(MATERIAL PROVIDED Opens)

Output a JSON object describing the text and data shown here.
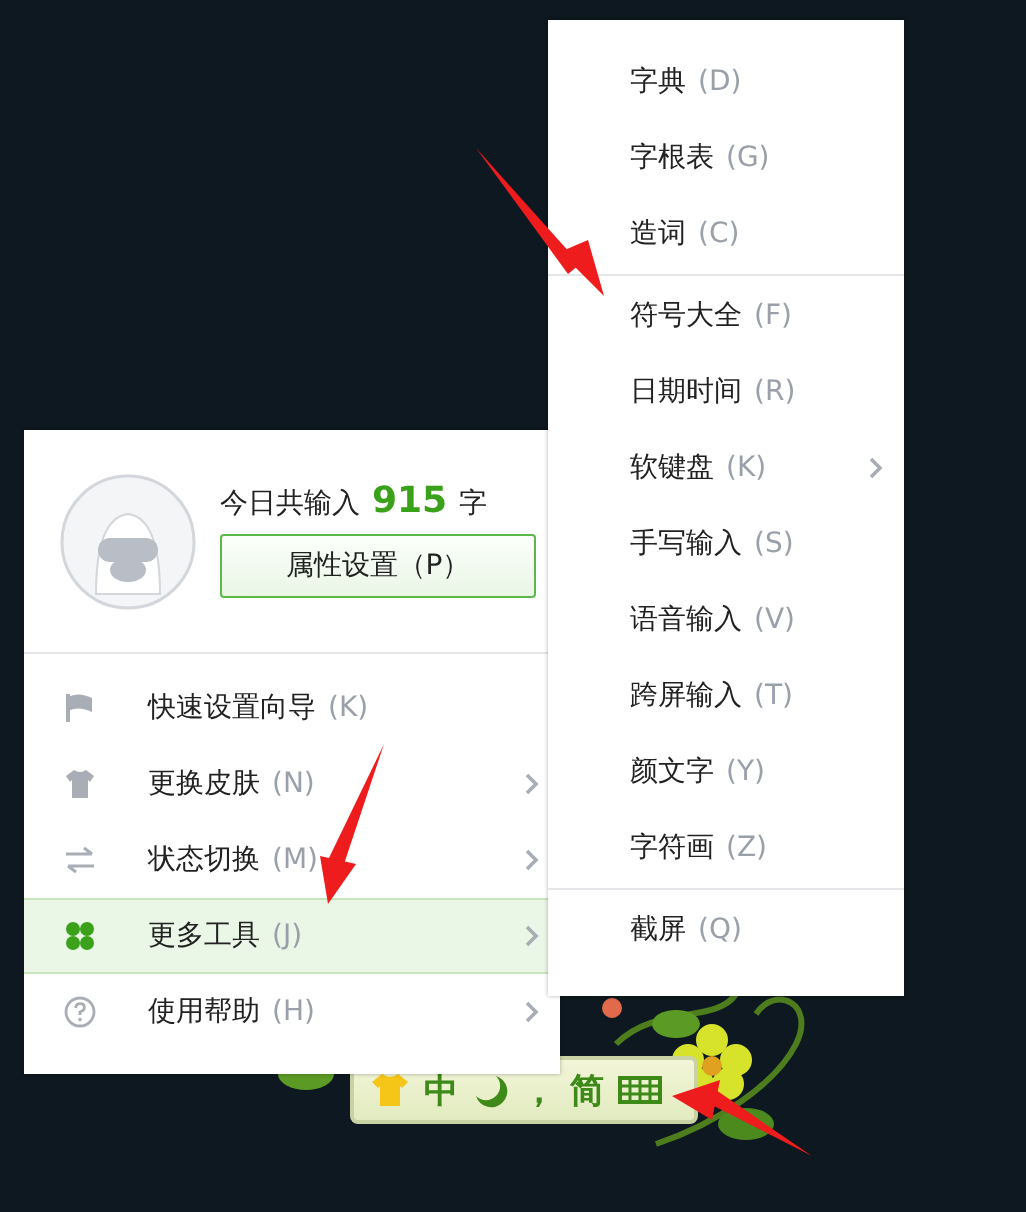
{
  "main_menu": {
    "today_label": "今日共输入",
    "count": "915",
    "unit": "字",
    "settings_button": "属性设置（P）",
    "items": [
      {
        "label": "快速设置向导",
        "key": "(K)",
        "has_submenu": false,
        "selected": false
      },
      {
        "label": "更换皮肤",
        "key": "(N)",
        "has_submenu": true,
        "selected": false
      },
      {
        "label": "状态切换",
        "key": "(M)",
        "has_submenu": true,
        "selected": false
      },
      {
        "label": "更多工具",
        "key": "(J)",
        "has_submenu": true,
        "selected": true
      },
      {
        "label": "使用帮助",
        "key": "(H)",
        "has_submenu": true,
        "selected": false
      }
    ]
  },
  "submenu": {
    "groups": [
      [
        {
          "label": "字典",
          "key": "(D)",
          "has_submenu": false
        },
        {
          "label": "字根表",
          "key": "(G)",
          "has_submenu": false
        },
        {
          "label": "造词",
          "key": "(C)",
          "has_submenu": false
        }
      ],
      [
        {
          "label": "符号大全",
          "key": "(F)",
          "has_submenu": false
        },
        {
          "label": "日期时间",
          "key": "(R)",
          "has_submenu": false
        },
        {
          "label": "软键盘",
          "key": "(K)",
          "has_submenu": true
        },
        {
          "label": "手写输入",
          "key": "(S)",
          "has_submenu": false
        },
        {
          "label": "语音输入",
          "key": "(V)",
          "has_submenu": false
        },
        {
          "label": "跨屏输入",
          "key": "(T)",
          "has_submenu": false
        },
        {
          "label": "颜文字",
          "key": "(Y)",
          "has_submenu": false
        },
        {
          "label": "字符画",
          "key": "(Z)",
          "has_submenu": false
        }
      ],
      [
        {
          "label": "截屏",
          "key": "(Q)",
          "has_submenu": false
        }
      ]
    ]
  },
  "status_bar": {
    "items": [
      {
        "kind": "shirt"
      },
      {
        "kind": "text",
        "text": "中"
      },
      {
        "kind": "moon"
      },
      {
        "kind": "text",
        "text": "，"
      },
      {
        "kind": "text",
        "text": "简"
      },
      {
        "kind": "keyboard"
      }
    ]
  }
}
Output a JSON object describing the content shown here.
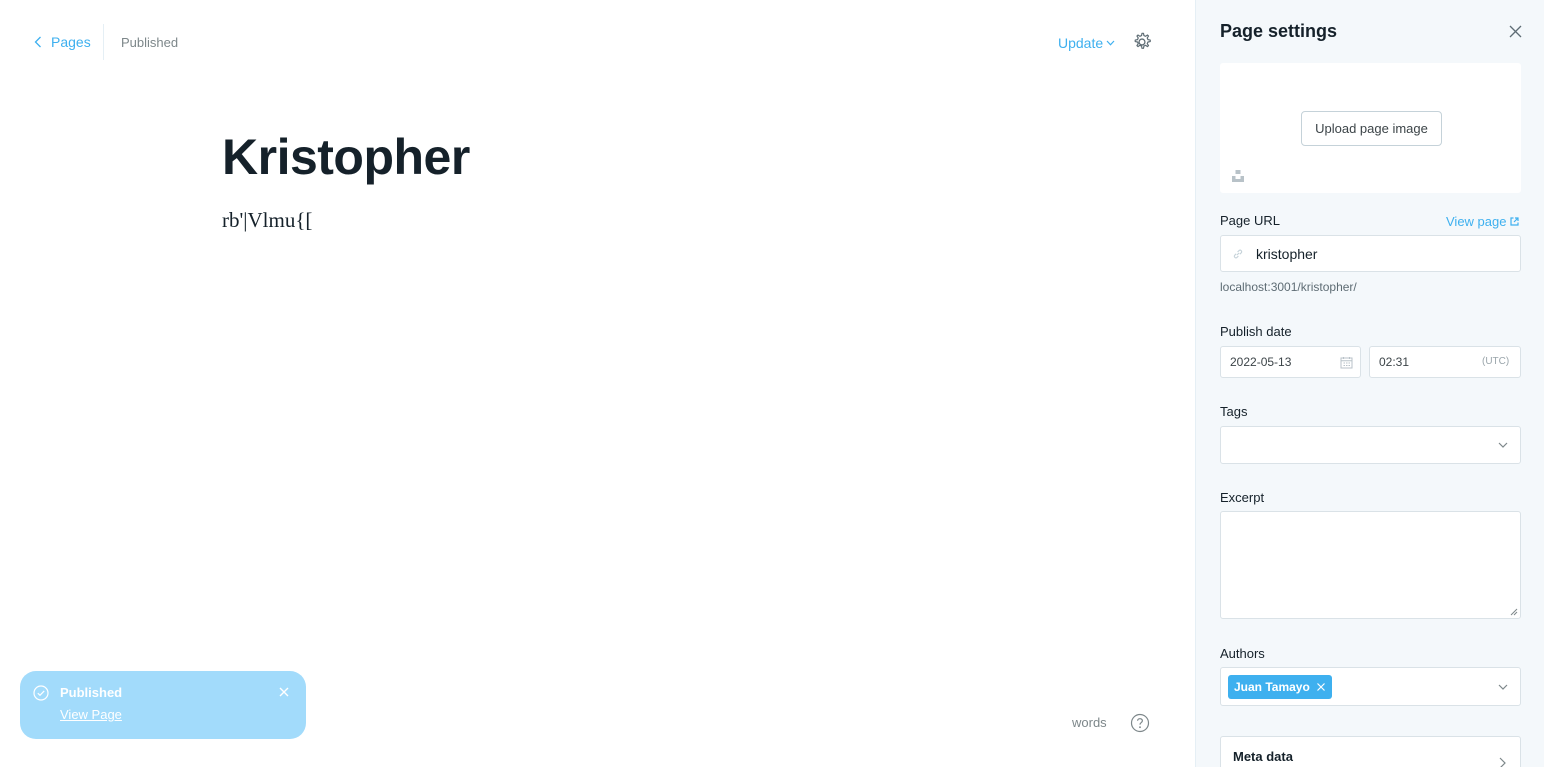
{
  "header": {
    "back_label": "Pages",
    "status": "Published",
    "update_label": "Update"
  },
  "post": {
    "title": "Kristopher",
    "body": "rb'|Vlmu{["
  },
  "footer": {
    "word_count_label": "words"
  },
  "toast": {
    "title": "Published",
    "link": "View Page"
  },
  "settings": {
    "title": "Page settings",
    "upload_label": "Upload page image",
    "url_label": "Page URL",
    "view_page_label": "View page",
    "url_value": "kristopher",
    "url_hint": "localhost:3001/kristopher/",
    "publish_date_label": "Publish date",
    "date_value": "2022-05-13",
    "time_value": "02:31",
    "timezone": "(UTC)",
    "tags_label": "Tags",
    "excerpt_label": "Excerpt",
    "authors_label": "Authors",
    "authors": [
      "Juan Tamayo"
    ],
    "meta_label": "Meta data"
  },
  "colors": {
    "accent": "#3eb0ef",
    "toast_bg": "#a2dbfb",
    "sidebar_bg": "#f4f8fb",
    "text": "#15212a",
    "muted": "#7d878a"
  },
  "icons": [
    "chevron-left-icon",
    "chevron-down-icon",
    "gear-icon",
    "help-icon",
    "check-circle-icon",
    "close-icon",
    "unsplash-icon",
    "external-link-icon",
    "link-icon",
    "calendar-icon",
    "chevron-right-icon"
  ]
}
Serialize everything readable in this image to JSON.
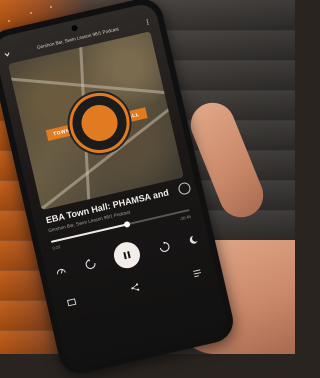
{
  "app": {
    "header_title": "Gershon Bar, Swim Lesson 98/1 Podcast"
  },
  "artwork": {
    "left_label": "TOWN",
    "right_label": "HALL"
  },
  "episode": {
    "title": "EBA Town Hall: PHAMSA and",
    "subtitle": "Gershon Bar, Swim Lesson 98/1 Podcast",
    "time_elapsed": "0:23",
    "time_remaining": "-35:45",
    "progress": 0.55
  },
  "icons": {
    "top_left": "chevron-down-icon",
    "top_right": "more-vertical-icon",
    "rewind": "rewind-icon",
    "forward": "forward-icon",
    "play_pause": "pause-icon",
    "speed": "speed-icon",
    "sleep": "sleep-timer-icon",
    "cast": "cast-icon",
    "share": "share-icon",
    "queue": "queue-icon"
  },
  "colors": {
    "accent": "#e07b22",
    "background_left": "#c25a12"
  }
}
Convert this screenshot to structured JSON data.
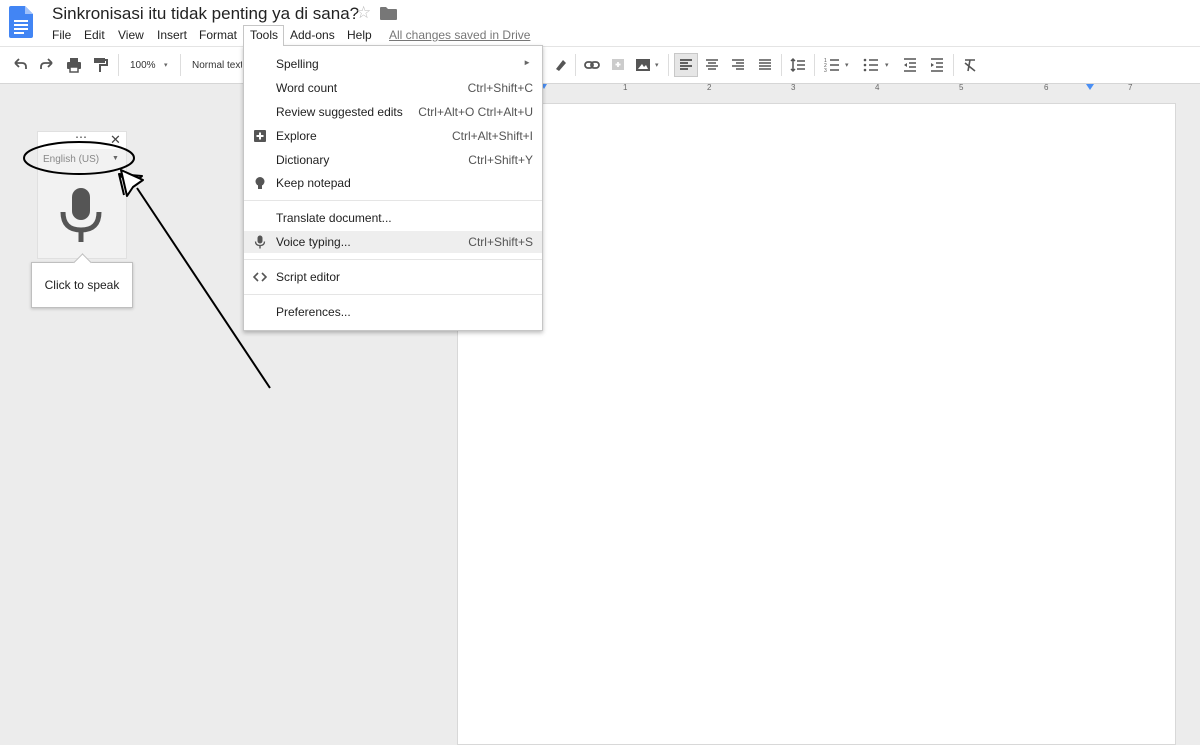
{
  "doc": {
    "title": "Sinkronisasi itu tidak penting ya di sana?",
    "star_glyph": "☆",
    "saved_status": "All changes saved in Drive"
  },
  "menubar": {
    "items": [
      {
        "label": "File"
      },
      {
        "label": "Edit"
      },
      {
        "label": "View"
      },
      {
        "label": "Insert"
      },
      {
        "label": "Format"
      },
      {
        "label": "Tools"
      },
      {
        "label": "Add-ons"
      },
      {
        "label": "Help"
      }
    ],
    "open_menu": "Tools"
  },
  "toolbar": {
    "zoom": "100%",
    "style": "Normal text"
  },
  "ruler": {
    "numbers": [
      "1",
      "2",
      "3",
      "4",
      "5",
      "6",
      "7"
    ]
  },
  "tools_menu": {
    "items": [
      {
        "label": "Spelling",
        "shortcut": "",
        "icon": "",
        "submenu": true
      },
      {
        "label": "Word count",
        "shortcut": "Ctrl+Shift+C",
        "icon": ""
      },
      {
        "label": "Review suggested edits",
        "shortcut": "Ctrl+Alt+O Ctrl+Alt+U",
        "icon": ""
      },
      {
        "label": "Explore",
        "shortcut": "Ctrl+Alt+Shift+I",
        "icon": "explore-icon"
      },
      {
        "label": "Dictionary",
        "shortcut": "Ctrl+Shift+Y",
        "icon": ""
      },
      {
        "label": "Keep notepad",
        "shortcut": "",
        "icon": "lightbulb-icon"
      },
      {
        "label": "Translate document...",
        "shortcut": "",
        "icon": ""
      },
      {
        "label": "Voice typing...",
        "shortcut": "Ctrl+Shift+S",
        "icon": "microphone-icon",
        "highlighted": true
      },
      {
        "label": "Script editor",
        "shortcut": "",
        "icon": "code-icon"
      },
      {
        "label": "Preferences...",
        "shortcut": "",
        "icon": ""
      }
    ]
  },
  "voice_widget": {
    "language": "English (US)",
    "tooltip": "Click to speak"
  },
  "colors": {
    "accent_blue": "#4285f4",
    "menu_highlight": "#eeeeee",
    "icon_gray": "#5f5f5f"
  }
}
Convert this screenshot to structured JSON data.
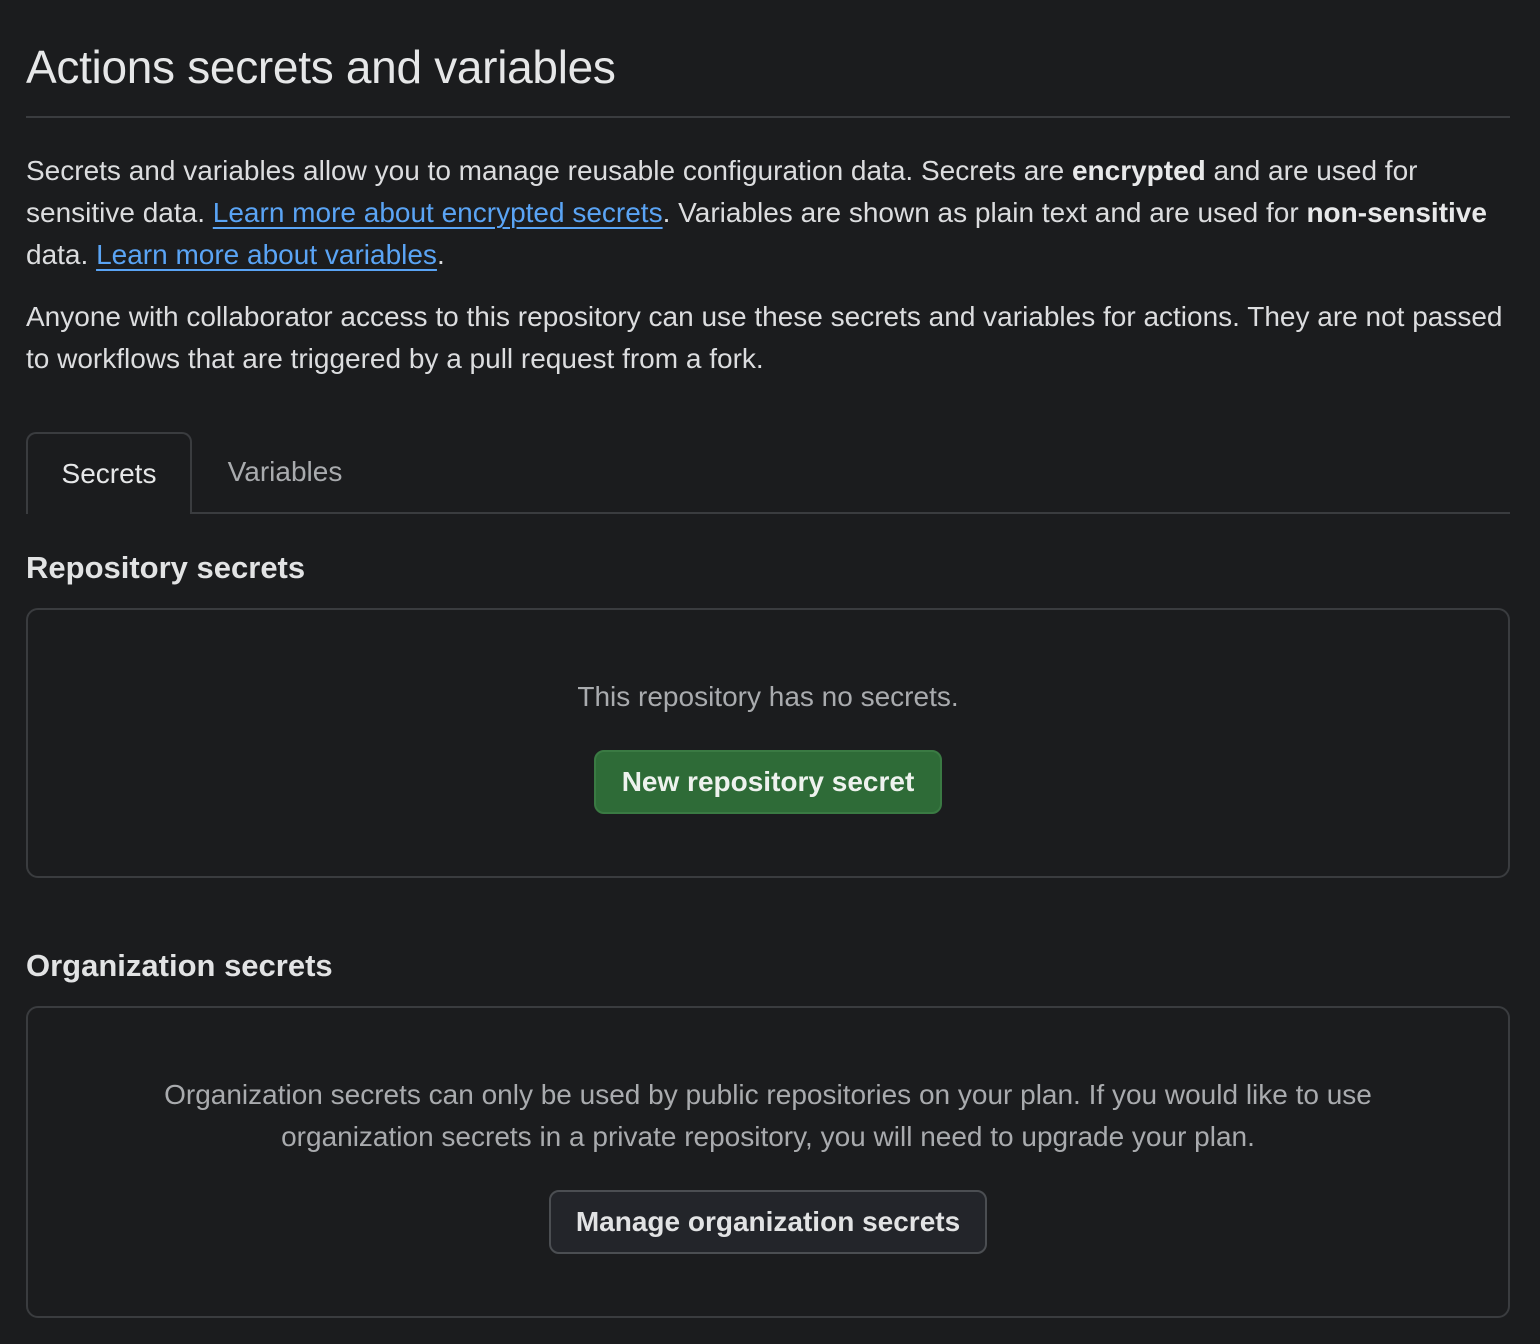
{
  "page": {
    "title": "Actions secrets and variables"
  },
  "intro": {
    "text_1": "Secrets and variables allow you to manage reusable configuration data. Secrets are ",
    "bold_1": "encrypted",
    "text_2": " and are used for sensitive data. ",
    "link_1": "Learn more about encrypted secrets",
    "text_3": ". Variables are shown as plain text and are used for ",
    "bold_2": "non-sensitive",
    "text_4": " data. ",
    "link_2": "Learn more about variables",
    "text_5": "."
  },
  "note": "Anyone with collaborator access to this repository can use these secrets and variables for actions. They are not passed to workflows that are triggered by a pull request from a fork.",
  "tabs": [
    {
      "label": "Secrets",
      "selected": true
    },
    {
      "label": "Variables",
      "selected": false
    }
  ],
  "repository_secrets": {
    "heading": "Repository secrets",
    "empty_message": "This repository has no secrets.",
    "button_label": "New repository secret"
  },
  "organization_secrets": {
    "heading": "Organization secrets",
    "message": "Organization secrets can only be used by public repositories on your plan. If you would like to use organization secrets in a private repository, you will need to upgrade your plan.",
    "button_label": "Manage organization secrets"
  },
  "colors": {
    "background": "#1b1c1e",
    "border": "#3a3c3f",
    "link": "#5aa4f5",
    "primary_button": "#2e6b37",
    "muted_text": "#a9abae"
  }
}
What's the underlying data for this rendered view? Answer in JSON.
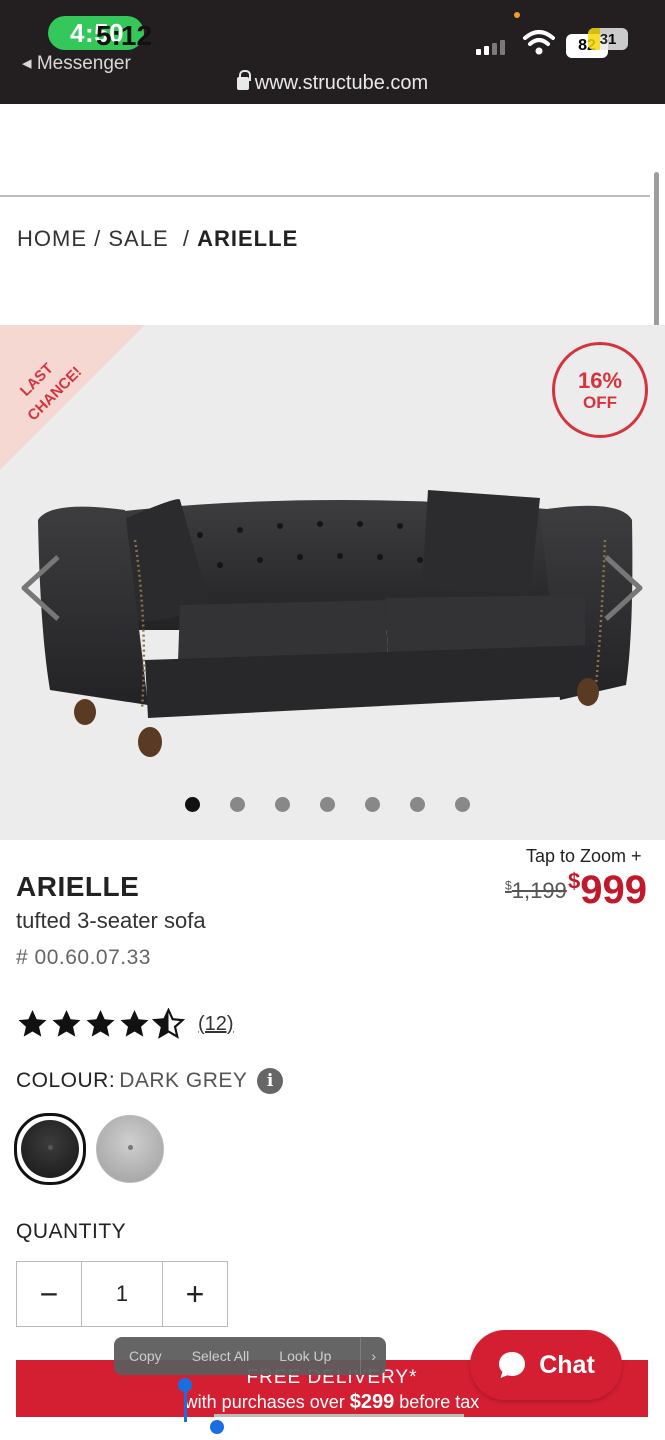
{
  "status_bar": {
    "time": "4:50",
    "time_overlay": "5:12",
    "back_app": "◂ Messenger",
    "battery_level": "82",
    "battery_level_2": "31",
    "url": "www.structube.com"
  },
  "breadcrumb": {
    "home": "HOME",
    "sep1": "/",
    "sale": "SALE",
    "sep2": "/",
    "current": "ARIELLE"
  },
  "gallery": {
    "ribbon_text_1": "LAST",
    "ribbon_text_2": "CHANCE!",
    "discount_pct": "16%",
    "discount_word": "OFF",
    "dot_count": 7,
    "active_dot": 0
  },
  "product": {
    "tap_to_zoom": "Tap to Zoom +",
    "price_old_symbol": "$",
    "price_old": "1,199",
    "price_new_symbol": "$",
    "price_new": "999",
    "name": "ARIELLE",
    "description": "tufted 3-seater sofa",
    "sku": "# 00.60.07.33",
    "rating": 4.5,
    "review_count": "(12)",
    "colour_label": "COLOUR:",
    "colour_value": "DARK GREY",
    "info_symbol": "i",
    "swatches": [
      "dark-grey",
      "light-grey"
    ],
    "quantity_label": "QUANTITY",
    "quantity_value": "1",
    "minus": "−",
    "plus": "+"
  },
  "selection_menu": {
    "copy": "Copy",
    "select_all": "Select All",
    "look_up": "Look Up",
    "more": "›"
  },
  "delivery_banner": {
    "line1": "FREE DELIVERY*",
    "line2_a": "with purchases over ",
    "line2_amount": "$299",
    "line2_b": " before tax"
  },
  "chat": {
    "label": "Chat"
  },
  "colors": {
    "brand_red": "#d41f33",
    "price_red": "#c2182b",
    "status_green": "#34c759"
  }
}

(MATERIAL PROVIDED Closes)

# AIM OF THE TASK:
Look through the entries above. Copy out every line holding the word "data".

# RESPONSE TO THIS EXERCISE:
Output a JSON object describing the text and data shown here.
    "meta_label": "Meta data"
Convert this screenshot to structured JSON data.
Convert this screenshot to structured JSON data.
    "text_1": "Secrets and variables allow you to manage reusable configuration data. Secrets are ",
    "text_2": " and are used for sensitive data. ",
    "text_4": " data. ",
What's the underlying data for this rendered view? Answer in JSON.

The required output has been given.